Roses prefer soil with a slightly acid pH of 6.5, so peat moss is a recommended amendment. You also have the option of building your soils up and berming along your foundation to lift your soils to facilitate better drainage. We also suggest that you fortify your newly planted roses with alfalfa meal (3-1-2), a natural fertilizer that’s great for roses.
I also encourage you to watch the video below about growing roses organically.
“I start my seedlings indoors. How do I keep them from shooting up 6 inches with a weak stem before I can get them outdoors?” Question from Jerry of Lead, South Dakota
Answer: This is all about providing lots of high-quality light from start to finish. When light is insufficient, seedlings will reach and stretch towards the source, which results in elongated, leggy shoots and poor overall color and growth.
If you start your seeds along a sunny windowsill, make sure that it is south-facing. Place your seedlings as close to the pane as possible and consider fortifying their light with high-spectrum bulbs for plant growing.
“I just fell in love with the ponytail palm plant. I would like it in my dining room that gets some afternoon light. How much light does it need?” Question from Ann of Lookout Mountain, Georgia.
Answer: I have a ponytail palm, too, and just love it! Ponytail palm (Beucarnia recurvata) is native to arid regions of Mexico and needs low water, especially in the winter months, and high sunlight. It can withstand partial sun in winter, if necessary, but if you want your specimen to really thrive, I recommend bringing it outdoors in summer.
Don’t take it outdoors in spring until the threat of frost has passed and days have warmed up. Then let it soak up the sun in a slightly covered area that won’t get inundated with heavy rain. It is fine to give it moderate water outdoors in the summer, especially when days are very hot and dry. To ensure fast soil drainage and protect roots from rotting, I recommend planting it in Black Gold Cactus Mix.
“How much sun (if any) do indoor succulents need?” Question from Diane of Palmyra, New Jersey
Answer: Most popular indoor succulents originate from semi-desert to desert environments where they experience hot sun during the day and cool temperatures at night. That means they tend to grow best if provided bright sunlight. In some instances, certain succulents also grow well in partial sun or bright, filtered light. One of the best able to withstand lower light is Sanseveria (Click here to learn more about growing Sansevieria). Foxtail agave (Agave attenuata, photo above), giant gasteria (Gasteria acinacifolia), and torch aloe (Aloe aristata) are three more succulents that will grow well in lower light.
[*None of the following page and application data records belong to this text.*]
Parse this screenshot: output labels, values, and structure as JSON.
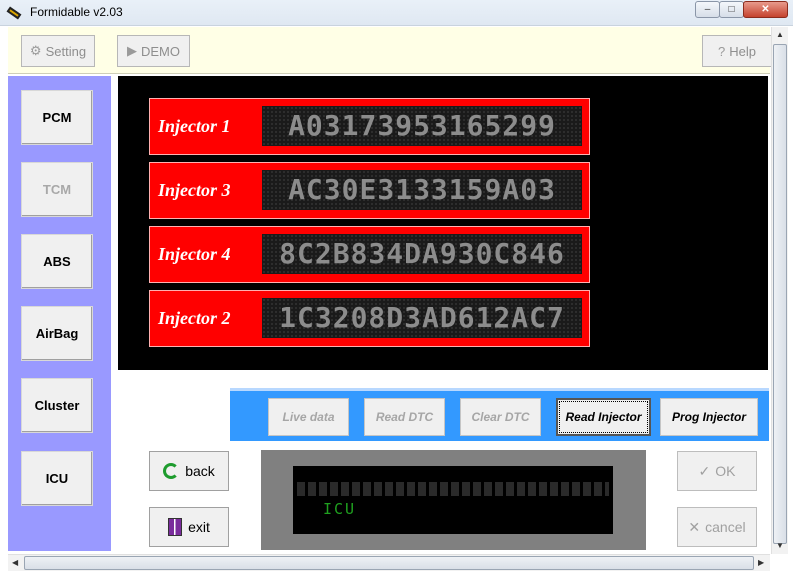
{
  "window": {
    "title": "Formidable v2.03",
    "controls": [
      "–",
      "□",
      "✕"
    ]
  },
  "toolbar": {
    "setting_label": "Setting",
    "demo_label": "DEMO",
    "help_label": "Help"
  },
  "nav": [
    {
      "label": "PCM",
      "enabled": true
    },
    {
      "label": "TCM",
      "enabled": false
    },
    {
      "label": "ABS",
      "enabled": true
    },
    {
      "label": "AirBag",
      "enabled": true
    },
    {
      "label": "Cluster",
      "enabled": true
    },
    {
      "label": "ICU",
      "enabled": true
    }
  ],
  "injectors": [
    {
      "label": "Injector 1",
      "code": "A03173953165299"
    },
    {
      "label": "Injector 3",
      "code": "AC30E3133159A03"
    },
    {
      "label": "Injector 4",
      "code": "8C2B834DA930C846"
    },
    {
      "label": "Injector 2",
      "code": "1C3208D3AD612AC7"
    }
  ],
  "functions": [
    {
      "label": "Live data",
      "enabled": false
    },
    {
      "label": "Read DTC",
      "enabled": false
    },
    {
      "label": "Clear DTC",
      "enabled": false
    },
    {
      "label": "Read Injector",
      "enabled": true
    },
    {
      "label": "Prog Injector",
      "enabled": true
    }
  ],
  "actions": {
    "back_label": "back",
    "exit_label": "exit",
    "ok_label": "OK",
    "cancel_label": "cancel"
  },
  "lcd": {
    "line2": "ICU"
  },
  "colors": {
    "nav_bg": "#9999ff",
    "injector_bg": "#ff0000",
    "function_bar": "#3399ff",
    "toolbar_bg": "#ffffe6",
    "lcd_text": "#1fa01f"
  }
}
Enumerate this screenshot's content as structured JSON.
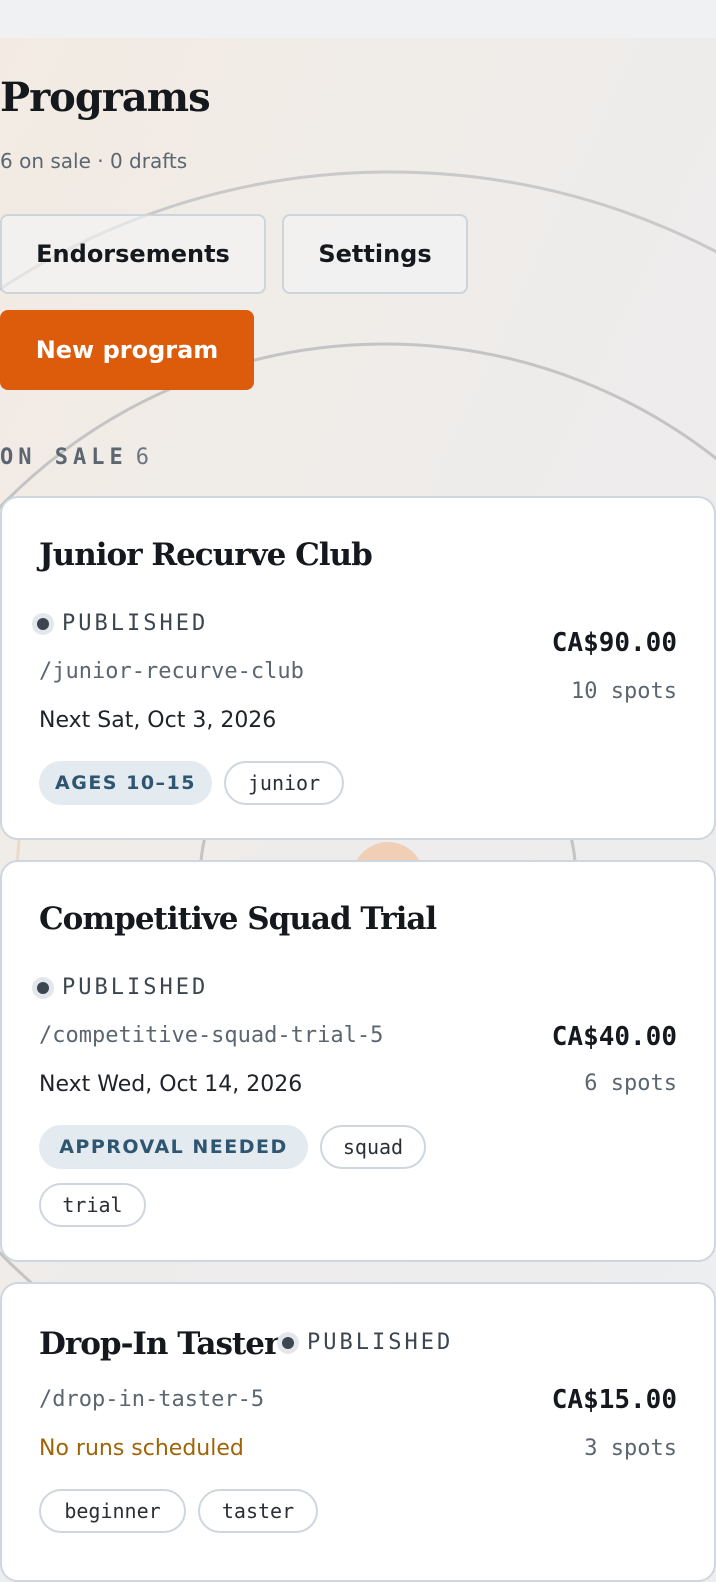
{
  "header": {
    "title": "Programs",
    "subtitle": "6 on sale · 0 drafts"
  },
  "actions": {
    "endorsements": "Endorsements",
    "settings": "Settings",
    "new_program": "New program"
  },
  "section": {
    "label": "ON SALE",
    "count": "6"
  },
  "programs": [
    {
      "title": "Junior Recurve Club",
      "status": "PUBLISHED",
      "slug": "/junior-recurve-club",
      "next_run": "Next Sat, Oct 3, 2026",
      "price": "CA$90.00",
      "spots": "10 spots",
      "badge": "AGES 10–15",
      "tags": [
        "junior"
      ]
    },
    {
      "title": "Competitive Squad Trial",
      "status": "PUBLISHED",
      "slug": "/competitive-squad-trial-5",
      "next_run": "Next Wed, Oct 14, 2026",
      "price": "CA$40.00",
      "spots": "6 spots",
      "badge": "APPROVAL NEEDED",
      "tags": [
        "squad",
        "trial"
      ]
    },
    {
      "title": "Drop-In Taster",
      "status": "PUBLISHED",
      "slug": "/drop-in-taster-5",
      "next_run": "No runs scheduled",
      "price": "CA$15.00",
      "spots": "3 spots",
      "tags": [
        "beginner",
        "taster"
      ]
    }
  ],
  "colors": {
    "accent": "#dc5c0c",
    "status_dot": "#3c4650",
    "badge_bg": "#e3eaf0",
    "badge_text": "#2e5670",
    "warning_text": "#a06408"
  },
  "icons": {
    "status": "status-dot-icon"
  }
}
Indoor succulents also tend to require little to no water during the winter months. This mimics the winter dry season that they experience in their natural habitats, so be sure to water them very sparingly during the cold season. It also pays to plant them in a premium, fast-draining mix, like Black Gold Cactus Mix!